“An Infinite Tenderness” is a beautiful piece of fiction, disguising itself as a documentary, exploring the world of brain-damaged children. It has no A-listers and no dialogue, but is probably more moving than any other film you’ll see this year.


Hollywood is full of saccharine, off-putting, and thoroughly uninspiring films about the mentally disabled. This French experiment challenges preconceptions of a group of people viewed alternately with pity and mocking derision.

Simon is a boy confined to a wheelchair and unable to speak, who spends his lonely and monotonous days in a white-washed children’s home, cared for with a grim sense of duty by a black nurse.

The beginning of the film is reminiscent of the first 20 minutes of Mark Hanlon’s 1999 indie thriller “Buddy Boy” in its sense of gloom and repetition, but unlike Hanlon’s abused stuttering protagonist Francis, Simon keeps a positive attitude for a while, until he too loses his thunder and begins to look at each new day with apprehension and low spirits.

That is, until he meets Emmanuele, who, contrary to the Netflix description, is quite male. Emmanuelle, who has a very similar disability to Simon, communicates through dog-like barks and howls. They begin to connect through touch, art, and music, and open a door inside themselves they didn’t know existed.

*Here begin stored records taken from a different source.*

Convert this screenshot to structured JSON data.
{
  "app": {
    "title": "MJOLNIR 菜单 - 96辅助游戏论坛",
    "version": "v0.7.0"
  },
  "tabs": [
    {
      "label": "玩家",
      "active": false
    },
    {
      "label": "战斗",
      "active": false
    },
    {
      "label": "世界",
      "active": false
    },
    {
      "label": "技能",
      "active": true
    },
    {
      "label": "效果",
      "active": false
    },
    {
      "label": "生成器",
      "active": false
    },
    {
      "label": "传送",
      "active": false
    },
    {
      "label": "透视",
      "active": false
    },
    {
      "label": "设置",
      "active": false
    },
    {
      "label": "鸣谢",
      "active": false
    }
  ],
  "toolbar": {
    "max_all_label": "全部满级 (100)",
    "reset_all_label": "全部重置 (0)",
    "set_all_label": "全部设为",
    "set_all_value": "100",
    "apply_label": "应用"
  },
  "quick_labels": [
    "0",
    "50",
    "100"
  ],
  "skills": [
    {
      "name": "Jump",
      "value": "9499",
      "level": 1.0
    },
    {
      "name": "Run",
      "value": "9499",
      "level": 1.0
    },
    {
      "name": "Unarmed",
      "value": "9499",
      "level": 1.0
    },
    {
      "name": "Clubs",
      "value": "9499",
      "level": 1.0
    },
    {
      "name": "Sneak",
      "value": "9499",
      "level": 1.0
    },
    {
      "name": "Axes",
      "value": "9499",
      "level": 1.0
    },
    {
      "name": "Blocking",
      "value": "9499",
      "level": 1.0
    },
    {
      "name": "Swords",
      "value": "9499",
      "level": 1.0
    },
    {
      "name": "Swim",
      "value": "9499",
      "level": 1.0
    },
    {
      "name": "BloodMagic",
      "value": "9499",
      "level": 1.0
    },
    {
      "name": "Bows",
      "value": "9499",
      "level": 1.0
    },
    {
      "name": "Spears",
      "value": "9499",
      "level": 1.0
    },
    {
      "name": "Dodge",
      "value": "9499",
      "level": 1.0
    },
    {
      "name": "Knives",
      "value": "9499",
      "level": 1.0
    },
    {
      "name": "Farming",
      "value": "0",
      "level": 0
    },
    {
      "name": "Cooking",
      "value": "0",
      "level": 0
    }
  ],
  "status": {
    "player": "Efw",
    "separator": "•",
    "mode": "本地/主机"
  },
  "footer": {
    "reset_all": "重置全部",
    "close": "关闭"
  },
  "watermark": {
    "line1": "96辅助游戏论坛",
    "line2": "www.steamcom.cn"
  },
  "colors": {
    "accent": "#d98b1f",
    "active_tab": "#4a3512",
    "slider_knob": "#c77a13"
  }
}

Now this all sounds very Hollywood, with big-name actors hammily trying to get in touch with their inner spastic, but these kids have an inherent lovability that makes you sympathize with their plight.

They are resilient, without self-pity, even as life takes a s**t in their face. I felt a connection with Simon within the first five minutes. How often can you say that about a character, even one who does speak?

The film is tough going at first, with nothing happening within the first 45 minutes or so, but hang in there, because at about that point it picks up its pace. There’s even a death.

Moreover, this movie changed the way I looked at the severely retarded. Previously I saw these people as having little to offer anyone, almost parasitic in their dependance. When I watched this movie, I saw how much these two had to offer each other, in comfort, in affection. I know pretty, sappy, right? The child actors are physically disabled and mute but intellectually unimpaired, and Pierre Jallaud, directs them with finesse.

“An Infinite Tenderness” is for the patient only. But if you are one of those patient few, looking for that obscure film to move and wow you, I have one thing to say — watch this movie. Because if you are patient, chances are you won’t be disappointed.

An Infinite Tenderness